Ellifritt said they also have a presence in schools offering support groups and training for administrators and staff to deal with a loss of a student, teacher or other crisis. She said Cornerstone operates on the mantra, “Never grieve alone.”

The entire Cornerstone staff helps to lead other programming like candlelight memorials, a Mother’s Day tea for women who experienced miscarriages, and national grief awareness day recognition.

Staff members also offer continuing education credits required under the Ohio Counselor and Social Work Board. That includes training for professionals to provide grief support in the workplace and training for parish nurses and other lay people in ministry who encounter grief in their constituents.

“There are a limited number of freestanding bereavement centers,” said Ellifritt, adding that most grief counseling is offered through hospitals or hospice centers. Cornerstone has little reliance on government grants as 85% of the center’s operating income comes from philanthropy efforts through the generosity of companies, individuals and fundraising events.

One such fundraiser was the center’s annual gala, held in February. Over 800 guests attended and the result was over $1 million in funds raised. Tripodi said a family that had utilized Cornerstone’s services gave a testimony at the event. “Guests got a heartfelt witness of how we can serve a family after a loss,” he said.

Cornerstone of Hope is Christian-based and welcomes and serves all. “There is no barrier to open doors to any business, school or grieving individual,” Tripodi continued.

Many of the center’s visitors are referred to Cornerstone through church leaders, hospitals and funeral homes. Tripodi said Cornerstone is an extension of those services and one of the center’s biggest accomplishments over the years has been gaining the community’s trust.

“It’s confidential here, it’s a safe and sacred place,” Tripodi said. Ellifritt added that staff are HIPAA compliant and don’t discuss a client’s personal struggles outside of Cornerstone.

Ellifritt said over the years the center has seen an increase in trauma cases in relation to murder, suicide and overdoses. Today they account for 70% of cases. All therapists at the center are trauma-informed.

Tripodi said he and his wife “originally underestimated the need for this type of program in the community,” but 20 years later, 50,000 people have walked through the doors of the Independence location alone.

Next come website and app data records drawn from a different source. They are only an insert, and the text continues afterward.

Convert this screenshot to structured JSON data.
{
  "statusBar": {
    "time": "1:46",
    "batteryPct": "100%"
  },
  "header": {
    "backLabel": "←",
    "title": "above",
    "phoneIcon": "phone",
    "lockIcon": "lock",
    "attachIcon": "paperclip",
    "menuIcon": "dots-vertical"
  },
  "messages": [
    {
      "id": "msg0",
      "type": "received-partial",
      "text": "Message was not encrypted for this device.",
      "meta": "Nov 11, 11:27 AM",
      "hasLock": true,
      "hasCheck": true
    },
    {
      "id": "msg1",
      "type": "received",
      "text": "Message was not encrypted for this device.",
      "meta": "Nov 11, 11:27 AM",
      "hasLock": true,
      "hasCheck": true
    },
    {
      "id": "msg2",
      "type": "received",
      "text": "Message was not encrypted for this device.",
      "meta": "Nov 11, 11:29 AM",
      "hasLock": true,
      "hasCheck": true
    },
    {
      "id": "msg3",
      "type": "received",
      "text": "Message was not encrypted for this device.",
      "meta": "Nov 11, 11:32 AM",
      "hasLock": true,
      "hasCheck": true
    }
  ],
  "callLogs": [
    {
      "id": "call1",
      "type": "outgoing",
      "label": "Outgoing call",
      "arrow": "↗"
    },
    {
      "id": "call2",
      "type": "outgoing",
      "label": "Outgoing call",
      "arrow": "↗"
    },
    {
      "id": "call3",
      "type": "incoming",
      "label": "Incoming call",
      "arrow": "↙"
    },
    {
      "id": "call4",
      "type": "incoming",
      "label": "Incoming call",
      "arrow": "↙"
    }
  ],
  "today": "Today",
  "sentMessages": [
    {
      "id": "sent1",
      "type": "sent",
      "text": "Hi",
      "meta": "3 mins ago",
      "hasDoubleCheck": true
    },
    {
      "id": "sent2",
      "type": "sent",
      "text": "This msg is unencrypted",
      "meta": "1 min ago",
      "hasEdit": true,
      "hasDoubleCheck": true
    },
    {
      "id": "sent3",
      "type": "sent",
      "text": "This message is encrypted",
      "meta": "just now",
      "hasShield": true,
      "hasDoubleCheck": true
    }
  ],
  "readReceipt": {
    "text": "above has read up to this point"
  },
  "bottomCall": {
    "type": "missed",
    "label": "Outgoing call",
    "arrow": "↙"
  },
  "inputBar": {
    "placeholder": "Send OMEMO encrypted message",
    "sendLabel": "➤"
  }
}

The couple manages two other locations in Columbus, which was built in 2011, and in Lima, which opened in 2014. Cornerstone is planning an Independence facility expansion in the near future to accommodate more people and additional programming.

To continue the anniversary celebration, Cornerstone will be holding a “Food Truckpalooza” in August open to the community and a national symposium on traumatic loss and grief support in September, featuring Dr. Alan Wolfelt, a leading death educator, author and grief counselor.

“Other plans include a support group reunion, and recognition of service and support milestones awarded throughout the year to staff, volunteers and donors of the organization at all three locations,” according to a press release.

More information can be found at Those interested in volunteering in any capacity at the center can contact ∞

Lisa’s Butterfly Treehouse was built on the Cornerstone of Hope site in 2013. It was featured on Animal Planet’s TV show “Treehouse Masters.” It includes a deck overlooking a forest of trees, and inside, a meditative loft and seating. Photo by Laura Bednar.